▸ **TASK BRIEF**: For each entry that follows, write out an identical copy.
★ ★ ★ ★
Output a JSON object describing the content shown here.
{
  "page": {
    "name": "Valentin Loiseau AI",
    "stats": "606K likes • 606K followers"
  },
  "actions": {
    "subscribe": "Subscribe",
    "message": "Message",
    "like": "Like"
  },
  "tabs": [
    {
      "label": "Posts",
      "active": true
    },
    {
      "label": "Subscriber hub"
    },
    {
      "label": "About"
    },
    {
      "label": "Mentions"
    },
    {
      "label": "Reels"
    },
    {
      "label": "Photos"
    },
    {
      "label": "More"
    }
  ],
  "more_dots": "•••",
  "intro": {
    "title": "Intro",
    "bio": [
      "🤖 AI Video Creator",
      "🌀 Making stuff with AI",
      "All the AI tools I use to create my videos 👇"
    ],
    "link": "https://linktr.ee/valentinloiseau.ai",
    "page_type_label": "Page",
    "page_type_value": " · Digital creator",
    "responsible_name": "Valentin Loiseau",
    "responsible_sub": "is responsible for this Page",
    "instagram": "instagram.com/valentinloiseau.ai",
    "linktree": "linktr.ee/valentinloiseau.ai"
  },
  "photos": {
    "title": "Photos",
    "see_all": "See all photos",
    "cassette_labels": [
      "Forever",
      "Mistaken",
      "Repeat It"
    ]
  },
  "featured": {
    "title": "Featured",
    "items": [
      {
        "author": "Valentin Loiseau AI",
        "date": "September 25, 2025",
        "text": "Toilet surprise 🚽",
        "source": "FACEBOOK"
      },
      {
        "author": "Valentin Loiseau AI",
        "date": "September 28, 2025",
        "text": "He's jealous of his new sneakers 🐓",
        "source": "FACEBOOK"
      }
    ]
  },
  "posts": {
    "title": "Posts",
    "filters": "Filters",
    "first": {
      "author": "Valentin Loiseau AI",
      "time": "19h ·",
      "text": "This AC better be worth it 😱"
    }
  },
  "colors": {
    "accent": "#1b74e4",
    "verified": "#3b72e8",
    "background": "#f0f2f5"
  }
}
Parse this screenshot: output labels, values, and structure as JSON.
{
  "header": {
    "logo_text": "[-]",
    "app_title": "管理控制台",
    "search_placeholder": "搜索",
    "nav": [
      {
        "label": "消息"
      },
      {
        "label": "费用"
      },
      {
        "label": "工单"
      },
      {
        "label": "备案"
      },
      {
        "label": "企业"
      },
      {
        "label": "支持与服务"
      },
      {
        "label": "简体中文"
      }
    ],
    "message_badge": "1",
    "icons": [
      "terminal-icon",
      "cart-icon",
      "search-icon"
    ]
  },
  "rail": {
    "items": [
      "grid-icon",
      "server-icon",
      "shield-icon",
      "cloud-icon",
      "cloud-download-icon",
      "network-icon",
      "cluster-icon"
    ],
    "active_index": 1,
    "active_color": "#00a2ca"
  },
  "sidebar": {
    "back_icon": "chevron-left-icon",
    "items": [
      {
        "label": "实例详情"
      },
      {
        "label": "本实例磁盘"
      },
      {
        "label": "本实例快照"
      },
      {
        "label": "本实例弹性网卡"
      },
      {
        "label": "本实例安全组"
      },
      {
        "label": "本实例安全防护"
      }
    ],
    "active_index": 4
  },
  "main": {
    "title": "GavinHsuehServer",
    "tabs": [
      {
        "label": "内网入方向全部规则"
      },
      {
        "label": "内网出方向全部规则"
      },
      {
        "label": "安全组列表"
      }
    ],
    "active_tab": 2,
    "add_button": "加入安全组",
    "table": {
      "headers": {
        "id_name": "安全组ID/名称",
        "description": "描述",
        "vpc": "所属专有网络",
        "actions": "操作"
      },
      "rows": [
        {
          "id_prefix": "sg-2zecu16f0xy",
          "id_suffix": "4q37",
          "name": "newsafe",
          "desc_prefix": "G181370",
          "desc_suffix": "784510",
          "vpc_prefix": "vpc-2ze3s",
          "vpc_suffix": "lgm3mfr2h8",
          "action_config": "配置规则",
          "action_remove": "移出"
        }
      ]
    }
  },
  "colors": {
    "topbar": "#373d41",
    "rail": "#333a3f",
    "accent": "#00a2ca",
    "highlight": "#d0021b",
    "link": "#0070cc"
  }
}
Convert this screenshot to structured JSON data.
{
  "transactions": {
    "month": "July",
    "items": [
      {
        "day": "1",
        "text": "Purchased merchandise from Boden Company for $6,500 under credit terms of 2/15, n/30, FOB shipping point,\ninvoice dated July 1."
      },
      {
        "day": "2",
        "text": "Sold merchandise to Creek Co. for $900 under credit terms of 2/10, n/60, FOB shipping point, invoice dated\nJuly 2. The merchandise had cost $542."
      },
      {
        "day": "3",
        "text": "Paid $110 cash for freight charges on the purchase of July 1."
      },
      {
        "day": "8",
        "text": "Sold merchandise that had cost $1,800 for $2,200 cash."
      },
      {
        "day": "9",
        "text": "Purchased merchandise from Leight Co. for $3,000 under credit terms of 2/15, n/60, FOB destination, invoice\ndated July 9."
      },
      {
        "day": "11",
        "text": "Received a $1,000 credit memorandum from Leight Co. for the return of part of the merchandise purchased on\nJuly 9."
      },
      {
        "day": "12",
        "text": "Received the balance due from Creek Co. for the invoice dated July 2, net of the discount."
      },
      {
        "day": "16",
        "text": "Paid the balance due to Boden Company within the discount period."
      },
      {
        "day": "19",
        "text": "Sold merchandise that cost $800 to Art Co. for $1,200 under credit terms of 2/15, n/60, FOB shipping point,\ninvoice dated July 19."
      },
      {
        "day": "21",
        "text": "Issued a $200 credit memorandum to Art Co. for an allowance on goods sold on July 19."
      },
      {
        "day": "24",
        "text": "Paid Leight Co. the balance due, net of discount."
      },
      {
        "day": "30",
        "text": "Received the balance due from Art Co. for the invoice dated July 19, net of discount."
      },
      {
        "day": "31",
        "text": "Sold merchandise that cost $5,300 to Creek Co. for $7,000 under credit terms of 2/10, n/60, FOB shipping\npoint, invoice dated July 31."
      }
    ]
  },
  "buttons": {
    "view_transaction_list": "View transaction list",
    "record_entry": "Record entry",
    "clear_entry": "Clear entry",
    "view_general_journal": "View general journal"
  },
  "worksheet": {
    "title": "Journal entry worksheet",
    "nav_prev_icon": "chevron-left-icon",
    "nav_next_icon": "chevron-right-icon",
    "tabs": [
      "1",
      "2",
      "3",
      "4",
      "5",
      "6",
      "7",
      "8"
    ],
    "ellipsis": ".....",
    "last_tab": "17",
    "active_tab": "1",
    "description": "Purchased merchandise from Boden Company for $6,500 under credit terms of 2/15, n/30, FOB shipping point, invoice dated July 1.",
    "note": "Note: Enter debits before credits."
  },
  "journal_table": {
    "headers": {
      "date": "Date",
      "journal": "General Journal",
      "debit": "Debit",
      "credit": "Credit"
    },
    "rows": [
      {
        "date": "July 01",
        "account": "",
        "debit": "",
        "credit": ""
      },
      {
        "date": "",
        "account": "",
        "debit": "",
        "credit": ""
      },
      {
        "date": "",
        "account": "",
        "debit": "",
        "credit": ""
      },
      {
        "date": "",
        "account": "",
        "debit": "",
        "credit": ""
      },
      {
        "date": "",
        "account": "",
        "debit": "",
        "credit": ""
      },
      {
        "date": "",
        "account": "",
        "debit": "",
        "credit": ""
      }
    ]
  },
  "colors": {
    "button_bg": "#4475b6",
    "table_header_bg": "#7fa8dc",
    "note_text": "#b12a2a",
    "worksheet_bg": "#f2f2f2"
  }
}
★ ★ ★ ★
▸ **SOLUTION FOR THIS EXERCISE**:
Output a JSON object describing the content shown here.
{
  "page": {
    "name": "Valentin Loiseau AI",
    "stats": "606K likes • 606K followers"
  },
  "actions": {
    "subscribe": "Subscribe",
    "message": "Message",
    "like": "Like"
  },
  "tabs": [
    {
      "label": "Posts",
      "active": true
    },
    {
      "label": "Subscriber hub"
    },
    {
      "label": "About"
    },
    {
      "label": "Mentions"
    },
    {
      "label": "Reels"
    },
    {
      "label": "Photos"
    },
    {
      "label": "More"
    }
  ],
  "more_dots": "•••",
  "intro": {
    "title": "Intro",
    "bio": [
      "🤖 AI Video Creator",
      "🌀 Making stuff with AI",
      "All the AI tools I use to create my videos 👇"
    ],
    "link": "https://linktr.ee/valentinloiseau.ai",
    "page_type_label": "Page",
    "page_type_value": " · Digital creator",
    "responsible_name": "Valentin Loiseau",
    "responsible_sub": "is responsible for this Page",
    "instagram": "instagram.com/valentinloiseau.ai",
    "linktree": "linktr.ee/valentinloiseau.ai"
  },
  "photos": {
    "title": "Photos",
    "see_all": "See all photos",
    "cassette_labels": [
      "Forever",
      "Mistaken",
      "Repeat It"
    ]
  },
  "featured": {
    "title": "Featured",
    "items": [
      {
        "author": "Valentin Loiseau AI",
        "date": "September 25, 2025",
        "text": "Toilet surprise 🚽",
        "source": "FACEBOOK"
      },
      {
        "author": "Valentin Loiseau AI",
        "date": "September 28, 2025",
        "text": "He's jealous of his new sneakers 🐓",
        "source": "FACEBOOK"
      }
    ]
  },
  "posts": {
    "title": "Posts",
    "filters": "Filters",
    "first": {
      "author": "Valentin Loiseau AI",
      "time": "19h ·",
      "text": "This AC better be worth it 😱"
    }
  },
  "colors": {
    "accent": "#1b74e4",
    "verified": "#3b72e8",
    "background": "#f0f2f5"
  }
}
Parse this screenshot: output labels, values, and structure as JSON.
{
  "header": {
    "logo_text": "[-]",
    "app_title": "管理控制台",
    "search_placeholder": "搜索",
    "nav": [
      {
        "label": "消息"
      },
      {
        "label": "费用"
      },
      {
        "label": "工单"
      },
      {
        "label": "备案"
      },
      {
        "label": "企业"
      },
      {
        "label": "支持与服务"
      },
      {
        "label": "简体中文"
      }
    ],
    "message_badge": "1",
    "icons": [
      "terminal-icon",
      "cart-icon",
      "search-icon"
    ]
  },
  "rail": {
    "items": [
      "grid-icon",
      "server-icon",
      "shield-icon",
      "cloud-icon",
      "cloud-download-icon",
      "network-icon",
      "cluster-icon"
    ],
    "active_index": 1,
    "active_color": "#00a2ca"
  },
  "sidebar": {
    "back_icon": "chevron-left-icon",
    "items": [
      {
        "label": "实例详情"
      },
      {
        "label": "本实例磁盘"
      },
      {
        "label": "本实例快照"
      },
      {
        "label": "本实例弹性网卡"
      },
      {
        "label": "本实例安全组"
      },
      {
        "label": "本实例安全防护"
      }
    ],
    "active_index": 4
  },
  "main": {
    "title": "GavinHsuehServer",
    "tabs": [
      {
        "label": "内网入方向全部规则"
      },
      {
        "label": "内网出方向全部规则"
      },
      {
        "label": "安全组列表"
      }
    ],
    "active_tab": 2,
    "add_button": "加入安全组",
    "table": {
      "headers": {
        "id_name": "安全组ID/名称",
        "description": "描述",
        "vpc": "所属专有网络",
        "actions": "操作"
      },
      "rows": [
        {
          "id_prefix": "sg-2zecu16f0xy",
          "id_suffix": "4q37",
          "name": "newsafe",
          "desc_prefix": "G181370",
          "desc_suffix": "784510",
          "vpc_prefix": "vpc-2ze3s",
          "vpc_suffix": "lgm3mfr2h8",
          "action_config": "配置规则",
          "action_remove": "移出"
        }
      ]
    }
  },
  "colors": {
    "topbar": "#373d41",
    "rail": "#333a3f",
    "accent": "#00a2ca",
    "highlight": "#d0021b",
    "link": "#0070cc"
  }
}
Convert this screenshot to structured JSON data.
{
  "transactions": {
    "month": "July",
    "items": [
      {
        "day": "1",
        "text": "Purchased merchandise from Boden Company for $6,500 under credit terms of 2/15, n/30, FOB shipping point,\ninvoice dated July 1."
      },
      {
        "day": "2",
        "text": "Sold merchandise to Creek Co. for $900 under credit terms of 2/10, n/60, FOB shipping point, invoice dated\nJuly 2. The merchandise had cost $542."
      },
      {
        "day": "3",
        "text": "Paid $110 cash for freight charges on the purchase of July 1."
      },
      {
        "day": "8",
        "text": "Sold merchandise that had cost $1,800 for $2,200 cash."
      },
      {
        "day": "9",
        "text": "Purchased merchandise from Leight Co. for $3,000 under credit terms of 2/15, n/60, FOB destination, invoice\ndated July 9."
      },
      {
        "day": "11",
        "text": "Received a $1,000 credit memorandum from Leight Co. for the return of part of the merchandise purchased on\nJuly 9."
      },
      {
        "day": "12",
        "text": "Received the balance due from Creek Co. for the invoice dated July 2, net of the discount."
      },
      {
        "day": "16",
        "text": "Paid the balance due to Boden Company within the discount period."
      },
      {
        "day": "19",
        "text": "Sold merchandise that cost $800 to Art Co. for $1,200 under credit terms of 2/15, n/60, FOB shipping point,\ninvoice dated July 19."
      },
      {
        "day": "21",
        "text": "Issued a $200 credit memorandum to Art Co. for an allowance on goods sold on July 19."
      },
      {
        "day": "24",
        "text": "Paid Leight Co. the balance due, net of discount."
      },
      {
        "day": "30",
        "text": "Received the balance due from Art Co. for the invoice dated July 19, net of discount."
      },
      {
        "day": "31",
        "text": "Sold merchandise that cost $5,300 to Creek Co. for $7,000 under credit terms of 2/10, n/60, FOB shipping\npoint, invoice dated July 31."
      }
    ]
  },
  "buttons": {
    "view_transaction_list": "View transaction list",
    "record_entry": "Record entry",
    "clear_entry": "Clear entry",
    "view_general_journal": "View general journal"
  },
  "worksheet": {
    "title": "Journal entry worksheet",
    "nav_prev_icon": "chevron-left-icon",
    "nav_next_icon": "chevron-right-icon",
    "tabs": [
      "1",
      "2",
      "3",
      "4",
      "5",
      "6",
      "7",
      "8"
    ],
    "ellipsis": ".....",
    "last_tab": "17",
    "active_tab": "1",
    "description": "Purchased merchandise from Boden Company for $6,500 under credit terms of 2/15, n/30, FOB shipping point, invoice dated July 1.",
    "note": "Note: Enter debits before credits."
  },
  "journal_table": {
    "headers": {
      "date": "Date",
      "journal": "General Journal",
      "debit": "Debit",
      "credit": "Credit"
    },
    "rows": [
      {
        "date": "July 01",
        "account": "",
        "debit": "",
        "credit": ""
      },
      {
        "date": "",
        "account": "",
        "debit": "",
        "credit": ""
      },
      {
        "date": "",
        "account": "",
        "debit": "",
        "credit": ""
      },
      {
        "date": "",
        "account": "",
        "debit": "",
        "credit": ""
      },
      {
        "date": "",
        "account": "",
        "debit": "",
        "credit": ""
      },
      {
        "date": "",
        "account": "",
        "debit": "",
        "credit": ""
      }
    ]
  },
  "colors": {
    "button_bg": "#4475b6",
    "table_header_bg": "#7fa8dc",
    "note_text": "#b12a2a",
    "worksheet_bg": "#f2f2f2"
  }
}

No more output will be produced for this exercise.